Continuation

I could write a hell of a lot more about each individual project, who I learned from, each new language I tried, learning C for a while, writing a smol game engine in allegro with C++, but overall, I think I’ve made my point.

From previously writing lower level code, I learned that javascript was just about manipulating objects, that spreading out an object into another is literally just doing a memcpy() operation in the back, and other lower-level functions that simplify what your higher level code is really doing.
Your knowledge ends up accumulating and links back to things you might have done before, so even though I made many detours along the way, learning Elixir, Ruby, Scala, Pascal, Lua, Lisp, getting into the world of functional programming, OOP, it all became practices and knowledge I took with me into learning JS, and ultimately, becoming a better programmer.

Reflection

To save you the hassle of understanding my excruciating pain during this time, no, I did not follow a set out web development pathway, since I didn’t even know those things even existed. My learning method was by no means intentional, and I did not look up a single tutorial during this time aside from reading MDN docs and W3Schools.
All of these trials and tribulations forced me to learn about how a browser actually renders HTML from scratch, what a web engine was, how networking worked, the basics of the OSI model, network topology, client/server architecture, etc etc.
I learned and trialed PHP, Javascript, trying to get each of them to work the way I wanted to, and learning how they were supposed to be implemented.

And in my now 5 years of experience, having successfully developed several production-ready websites in two companies, I meet other developers who struggle to even understand the most fundamental of concepts.
Even though it’s mostly just JS framework one-trick-ponies who suffer from this, the divide of those who learned building on top of abstraction and those who learned from the fundamentals will always rear its ugly head.

insert old woman yells at cloud meme here.
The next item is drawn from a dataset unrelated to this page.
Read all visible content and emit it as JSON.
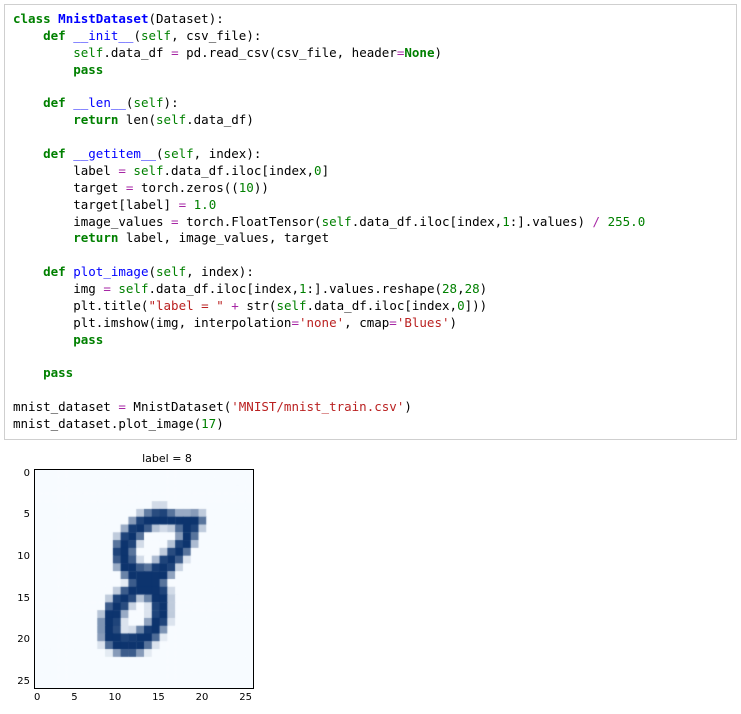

The fact that so many developers these days learn & develop in a way that’s completely opposite to this, instead immediately learning a heavily abstracted meta-framework such as Next.JS shows that in reality, most juniour and even mid-level developers can go a large part of their entire careers never knowing how to code.

I’d even go so far and argue that it’s indicative of how little originality exists in today’s modern applications and services, with pretty much every new technology being a carbon clone of what has originally come before it.
Why go through the hassle of creating something novel, when there exists no tutorial for it?
Why not recreate the same cookie cutter website over and over for different people and get paid to copy your own Wordpress templates, charged at 6000£ a pop?

If most people took the time to learn barebones programming, the new rise in knowledge would probably actually develop cultural aesthetics in code that give rise to far more than just, Deliveroo clone #389403289043, or new startup idea that clones another one before it, etc etc.
We could finally have our more interesting internet back, a true time of sovereignty, a vast pool of original and unique content, rather than simply being the corporate hellscape it is today.

The sad thing is though, nothing is ever really hard, but people (and me included for the largest part of my time learning!) can do anything, by just going into learning something with the same child-like wonder as finding a new toy.

In reality, even though I spent a good 5 years training myself from scratch, I would have progressed myself so much faster if I had simply just admitted to myself how little I knew, and just accepted the aid of a guide, or a mentor to help me along.
But, my pride wounded me. Even though, these days I can create a really good functioning web app, integrated with the hottest tech on the scene sure, I kick myself up the ass every day knowing I could have been better.

So, if you want to be good at software development, do the following:

  1. Learn how to code.
  2. Make mistakes
  3. Lean how to not make those mistakes.
  4. Google.

And hopefully, by the end of it, you’ll become an amazing programmer.
It’s, honestly not really hard.

Yea programming is fucking awful go outside-